As the squadron of helicopters accompanying the US president roars across the sky, black limousines stand bumper to bumper in the street below and, in the style of Greta Thunberg, a young woman protests against current climate policy on the pavement nearby. The Annual Meeting of the World Economic Forum (WEF) in Davos brings together a series of contrasts within a confined space and creates a bustling confusion in the highest town in Europe.
A stream of visitors flocked to the ETH Zurich pavilion outside the gates to the WEF’s official Annual Meeting. Shortly after the opening of the “RETHINKING Creativity” exhibition on Tuesday lunchtime, the space is full to capacity with several school classes, WEF visitors and local residents jostling around the exhibits. “Interdisciplinarity is the key concept that describes ETH’s exhibition at this year’s WEF,” says ETH President Joël Mesot at the opening ceremony. “Our exhibits cover everything from quantum computing to robotics and a knitted piano, bringing together the worlds of art and technology.”
The mystery of quanta
In the middle of the room, the “Pond of Possibilities” hangs from the ceiling. This exhibit uses waves in water and their interference to illustrate how a quantum computer explores a large number of possibilities in parallel in order to find the right answer. Visitors can influence the interference patterns by selectively placing obstacles in their path and thus designing “algorithms”.

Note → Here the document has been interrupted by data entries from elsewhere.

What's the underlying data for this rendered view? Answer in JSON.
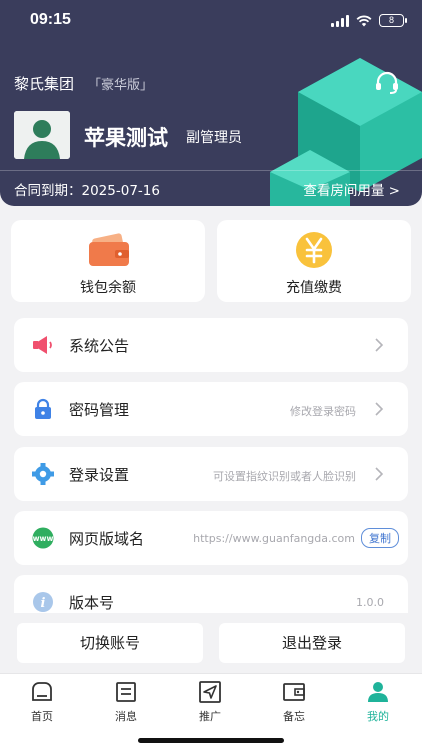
{
  "status_bar": {
    "time": "09:15",
    "battery": "8"
  },
  "header": {
    "company": "黎氏集团",
    "edition": "「豪华版」",
    "user_name": "苹果测试",
    "user_role": "副管理员",
    "contract_text": "合同到期：2025-07-16",
    "room_usage_link": "查看房间用量 >"
  },
  "quick_actions": [
    {
      "label": "钱包余额",
      "icon": "wallet-icon"
    },
    {
      "label": "充值缴费",
      "icon": "yuan-coin-icon"
    }
  ],
  "menu": {
    "announcement": {
      "label": "系统公告",
      "icon": "speaker-icon"
    },
    "password": {
      "label": "密码管理",
      "hint": "修改登录密码",
      "icon": "lock-icon"
    },
    "login_settings": {
      "label": "登录设置",
      "hint": "可设置指纹识别或者人脸识别",
      "icon": "gear-icon"
    },
    "domain": {
      "label": "网页版域名",
      "url": "https://www.guanfangda.com",
      "copy_label": "复制",
      "icon": "www-icon"
    },
    "version": {
      "label": "版本号",
      "value": "1.0.0",
      "icon": "info-icon"
    }
  },
  "bottom_actions": {
    "switch_account": "切换账号",
    "logout": "退出登录"
  },
  "tabs": [
    {
      "label": "首页",
      "icon": "home-icon"
    },
    {
      "label": "消息",
      "icon": "message-icon"
    },
    {
      "label": "推广",
      "icon": "send-icon"
    },
    {
      "label": "备忘",
      "icon": "memo-icon"
    },
    {
      "label": "我的",
      "icon": "profile-icon",
      "active": true
    }
  ],
  "colors": {
    "header_bg": "#3a3d5c",
    "accent": "#1fb39a",
    "link_blue": "#3f74cf"
  }
}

The pond is just one of many installations on the subject of quantum computing. With active support from designers, ETH researchers created these exhibits to bring the key concepts of quantum physics to life. On the evening of the opening ceremony, an expert panel at the “Demystifying Quantum” event attempts to explain the world of quantum physics to the audience, but as ETH quantum physicist, Jonathan Home says, “Quantum mechanics follows rules that defy our everyday experience.” The mystery remains, at least for the time being.
Chaos as a breeding ground for new ideas
Diving into new worlds and chaotic states requires new ways of thinking. It thus marks the start of a creative process – or at least that is the view of Joe Paradiso (find the ETH podcast with him here). For the MIT Media Lab researcher, one thing is certain: “Creativity needs disorder. Ideas arise from chaotic environments.” People combine existing knowledge from different disciplines to create something new – be it concrete columns from a 3D printer, pianos from a loom or industrial robots that play with dolls.